Assignment »
Copy every line of the entries that has the string "فروشنده" in it.
============================================================
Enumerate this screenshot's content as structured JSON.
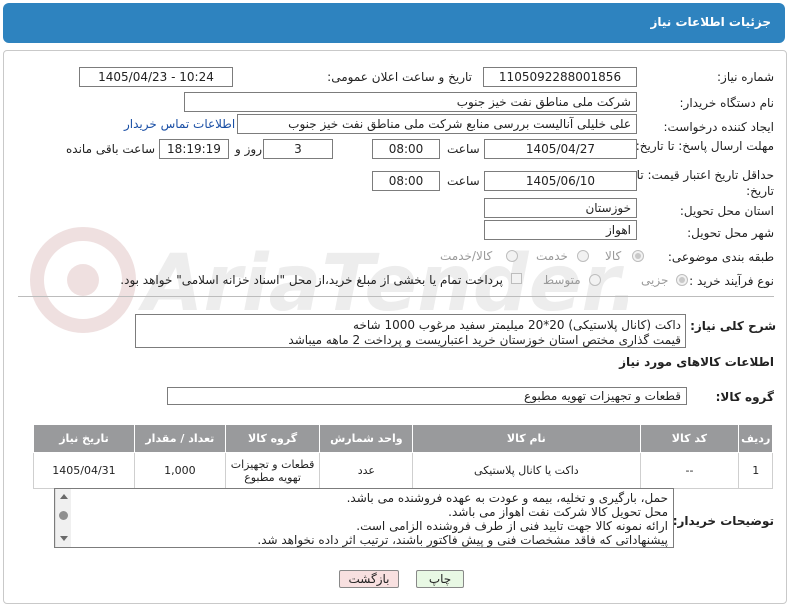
{
  "header": {
    "title": "جزئیات اطلاعات نیاز"
  },
  "watermark": {
    "text": "AriaTender.neT"
  },
  "form": {
    "need_number": {
      "label": "شماره نیاز:",
      "value": "1105092288001856"
    },
    "announce_datetime": {
      "label": "تاریخ و ساعت اعلان عمومی:",
      "value": "1405/04/23 - 10:24"
    },
    "buyer_org": {
      "label": "نام دستگاه خریدار:",
      "value": "شرکت ملی مناطق نفت خیز جنوب"
    },
    "requester": {
      "label": "ایجاد کننده درخواست:",
      "value": "علی  خلیلی  آنالیست بررسی منابع شرکت ملی مناطق نفت خیز جنوب",
      "contact_link": "اطلاعات تماس خریدار"
    },
    "response_deadline": {
      "label": "مهلت ارسال پاسخ: تا تاریخ:",
      "date": "1405/04/27",
      "time_label": "ساعت",
      "time": "08:00",
      "days": "3",
      "days_label": "روز و",
      "remaining": "18:19:19",
      "remaining_label": "ساعت باقی مانده"
    },
    "price_validity": {
      "label": "حداقل تاریخ اعتبار قیمت: تا تاریخ:",
      "date": "1405/06/10",
      "time_label": "ساعت",
      "time": "08:00"
    },
    "delivery_province": {
      "label": "استان محل تحویل:",
      "value": "خوزستان"
    },
    "delivery_city": {
      "label": "شهر محل تحویل:",
      "value": "اهواز"
    },
    "category": {
      "label": "طبقه بندی موضوعی:",
      "options": [
        "کالا",
        "خدمت",
        "کالا/خدمت"
      ],
      "selected": "کالا"
    },
    "process_type": {
      "label": "نوع فرآیند خرید :",
      "options": [
        "جزیی",
        "متوسط"
      ],
      "selected": "جزیی",
      "payment_note": "پرداخت تمام یا بخشی از مبلغ خرید،از محل \"اسناد خزانه اسلامی\" خواهد بود."
    }
  },
  "description": {
    "label": "شرح کلی نیاز:",
    "line1": "داکت (کانال پلاستیکی) 20*20  میلیمتر سفید مرغوب    1000 شاخه",
    "line2": "قیمت گذاری مختص استان خوزستان     خرید اعتباریست و پرداخت 2 ماهه میباشد"
  },
  "goods_info": {
    "section_title": "اطلاعات کالاهای مورد نیاز",
    "group_label": "گروه کالا:",
    "group_value": "قطعات و تجهیزات تهویه مطبوع"
  },
  "table": {
    "headers": [
      "ردیف",
      "کد کالا",
      "نام کالا",
      "واحد شمارش",
      "گروه کالا",
      "تعداد / مقدار",
      "تاریخ نیاز"
    ],
    "rows": [
      {
        "row": "1",
        "code": "--",
        "name": "داکت یا کانال پلاستیکی",
        "unit": "عدد",
        "group": "قطعات و تجهیزات تهویه مطبوع",
        "qty": "1,000",
        "date": "1405/04/31"
      }
    ]
  },
  "buyer_notes": {
    "label": "توضیحات خریدار:",
    "lines": [
      "حمل، بارگیری و تخلیه، بیمه و عودت به عهده فروشنده می باشد.",
      "محل تحویل کالا شرکت نفت اهواز می باشد.",
      "ارائه نمونه کالا جهت تایید فنی از طرف فروشنده الزامی است.",
      "پیشنهاداتی که فاقد مشخصات فنی و پیش فاکتور باشند، ترتیب اثر داده نخواهد شد."
    ]
  },
  "buttons": {
    "print": "چاپ",
    "back": "بازگشت"
  },
  "colors": {
    "header_bg": "#2e83bf",
    "table_header_bg": "#999a9c",
    "print_btn": "#e8f8e4",
    "back_btn": "#f8e0e0"
  }
}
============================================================
Completed exercise »
      "حمل، بارگیری و تخلیه، بیمه و عودت به عهده فروشنده می باشد.",
      "ارائه نمونه کالا جهت تایید فنی از طرف فروشنده الزامی است.",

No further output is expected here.